D'Este, E. et al. Use of optical tweezers technology for long-term, focal stimulation of specific subcellular neuronal compartments. Integr Biol (Camb) 3, 568–77 (2011).
Zhang, X. & Poo, M. M. Localized synaptic potentiation by BDNF requires local protein synthesis in the developing axon. Neuron 36, 675–88 (2002).
Trigo, F. F., Papageorgiou, G., Corrie, J. E. & Ogden, D. Laser photolysis of DPNI-GABA, a tool for investigating the properties and distribution of GABA receptors and for silencing neurons in situ. J Neurosci Methods 181, 159–69 (2009).
Fino, E. & Yuste, R. Dense inhibitory connectivity in neocortex. Neuron 69, 1188–203 (2011).
Guan, C. B. et al. Long-range Ca2+ signaling from growth cone to soma mediates reversal of neuronal migration induced by slit-2. Cell 129, 385–95 (2007).

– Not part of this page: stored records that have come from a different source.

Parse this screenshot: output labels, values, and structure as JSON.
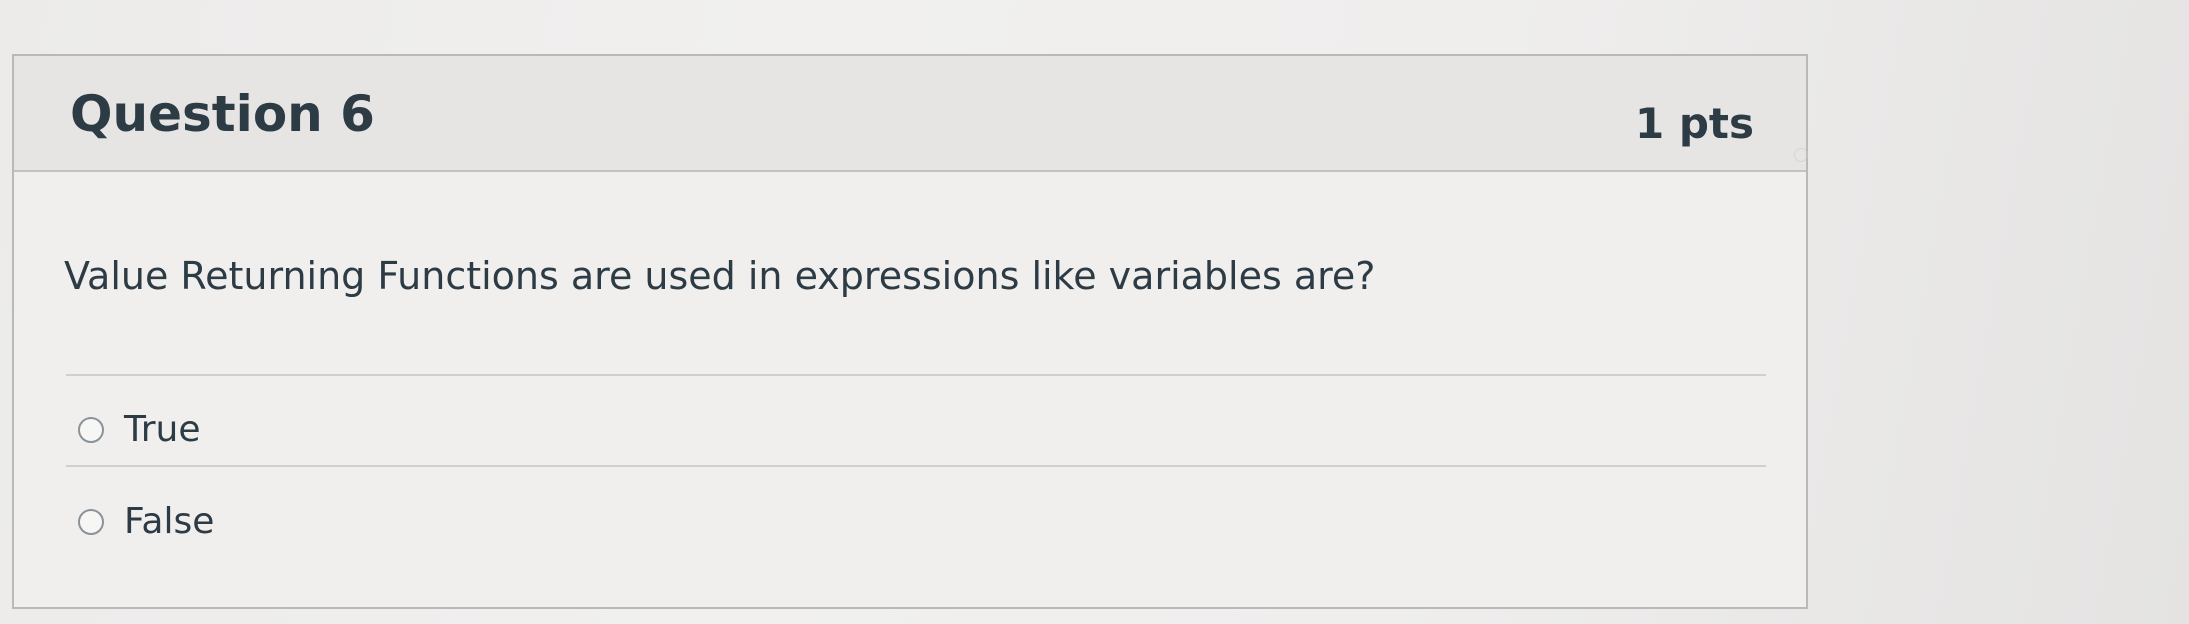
{
  "question": {
    "title": "Question 6",
    "points": "1 pts",
    "text": "Value Returning Functions are used in expressions like variables are?",
    "answers": [
      {
        "label": "True",
        "selected": false
      },
      {
        "label": "False",
        "selected": false
      }
    ]
  },
  "colors": {
    "text": "#2d3b45",
    "header_background": "#e6e5e4",
    "border": "#b9b9b9"
  },
  "icons": {
    "radio": "radio-empty-icon"
  }
}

Pujic, Z., Giacomantonio, C. E., Unni, D., Rosoff, W. J. & Goodhill, G. J. Analysis of the growth cone turning assay for studying axon guidance. J Neurosci Methods 170, 220–8 (2008).

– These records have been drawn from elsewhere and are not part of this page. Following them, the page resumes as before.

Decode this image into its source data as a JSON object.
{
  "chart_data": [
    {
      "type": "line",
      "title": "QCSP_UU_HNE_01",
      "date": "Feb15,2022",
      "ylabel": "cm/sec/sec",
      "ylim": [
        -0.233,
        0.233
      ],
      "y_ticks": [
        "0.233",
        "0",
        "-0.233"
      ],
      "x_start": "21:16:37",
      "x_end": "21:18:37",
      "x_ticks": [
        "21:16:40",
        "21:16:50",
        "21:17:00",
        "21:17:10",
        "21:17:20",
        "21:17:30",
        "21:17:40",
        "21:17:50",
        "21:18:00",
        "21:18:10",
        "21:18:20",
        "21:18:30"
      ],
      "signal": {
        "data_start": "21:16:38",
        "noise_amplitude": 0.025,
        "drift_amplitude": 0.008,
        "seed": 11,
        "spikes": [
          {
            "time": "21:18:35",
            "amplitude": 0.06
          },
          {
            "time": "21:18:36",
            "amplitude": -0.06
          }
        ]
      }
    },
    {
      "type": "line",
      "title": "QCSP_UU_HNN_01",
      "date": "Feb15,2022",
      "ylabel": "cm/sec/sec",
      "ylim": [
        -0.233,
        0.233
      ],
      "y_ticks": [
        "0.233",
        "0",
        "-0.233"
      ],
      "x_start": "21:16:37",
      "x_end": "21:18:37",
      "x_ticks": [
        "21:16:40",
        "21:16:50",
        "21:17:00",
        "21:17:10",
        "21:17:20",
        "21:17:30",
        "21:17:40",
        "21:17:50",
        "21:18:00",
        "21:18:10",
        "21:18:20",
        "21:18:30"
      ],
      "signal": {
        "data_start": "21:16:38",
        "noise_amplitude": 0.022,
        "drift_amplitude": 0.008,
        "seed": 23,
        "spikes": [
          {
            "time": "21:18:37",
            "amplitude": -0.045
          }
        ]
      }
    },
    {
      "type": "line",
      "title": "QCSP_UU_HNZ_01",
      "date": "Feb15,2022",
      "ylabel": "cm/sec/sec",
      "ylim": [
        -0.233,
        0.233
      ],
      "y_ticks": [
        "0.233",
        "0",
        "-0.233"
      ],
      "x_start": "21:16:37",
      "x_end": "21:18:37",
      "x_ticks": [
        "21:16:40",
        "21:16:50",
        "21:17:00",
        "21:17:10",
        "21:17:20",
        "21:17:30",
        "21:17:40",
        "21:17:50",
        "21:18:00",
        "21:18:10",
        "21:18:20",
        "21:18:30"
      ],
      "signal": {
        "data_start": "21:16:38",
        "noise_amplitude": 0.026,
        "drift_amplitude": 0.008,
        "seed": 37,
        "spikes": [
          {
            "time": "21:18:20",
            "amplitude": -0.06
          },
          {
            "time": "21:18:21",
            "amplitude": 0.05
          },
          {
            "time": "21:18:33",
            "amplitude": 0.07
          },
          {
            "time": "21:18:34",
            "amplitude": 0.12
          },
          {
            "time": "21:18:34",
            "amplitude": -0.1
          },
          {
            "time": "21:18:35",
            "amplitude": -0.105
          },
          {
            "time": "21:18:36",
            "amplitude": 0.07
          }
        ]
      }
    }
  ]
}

Zicha, D., Dunn, G. A. & Brown, A. F. A new direct-viewing chemotaxis chamber. J Cell Sci 99 ( Pt 4), 769–75 (1991).
Joanne Wang, C. et al. A microfluidics-based turning assay reveals complex growth cone responses to integrated gradients of substrate-bound ECM molecules and diffusible guidance cues. Lab Chip 8, 227–37 (2008).
Murakoshi, H., Wang, H. & Yasuda, R. Local, persistent activation of Rho GTPases during plasticity of single dendritic spines. Nature 472, 100–4 (2011).
Ming, G. et al. Electrical activity modulates growth cone guidance by diffusible factors. Neuron 29, 441–52 (2001).
Ichikawa, M. & Yoshikawa, K. Optical transport of a single cell-sized liposome. Applied Physics Letters 79, 4598–4600 (2001).
Barlow, A. L. et al. Colocalization analysis in fluorescence micrographs: verification of a more accurate calculation of pearson's correlation coefficient. Microsc Microanal 16, 710–24 (2010).
We acknowledge funding from the European Union's Seventh Framework Programme FP7 under Grant Agreement n. 214566 (NanoScale) and Grant Agreement n. 270483 (FOCUS). We thank Manuela Schipizza Lough for carefully reading the manuscript and Micaela Grandolfo for the help with the colocalization analysis.
The authors declare no competing financial interests.
Electronic supplementary material
About this article
Cite this article
Pinato, G., Cojoc, D., Lien, L. et al. Less than 5 Netrin-1 molecules initiate attraction but 200 Sema3A molecules are necessary for repulsion. Sci Rep 2, 675 (2012). https://doi.org/10.1038/srep00675
Molecular Neurobiology (2019)
The binding of DCC-P3 motif and FAK-FAT domain mediates the initial step of netrin-1/DCC signaling for axon attraction
Cell Discovery (2018)
High-throughput three-dimensional chemotactic assays reveal steepness-dependent complexity in neuronal sensation to molecular gradients
Nature Communications (2018)
Neural Development (2015)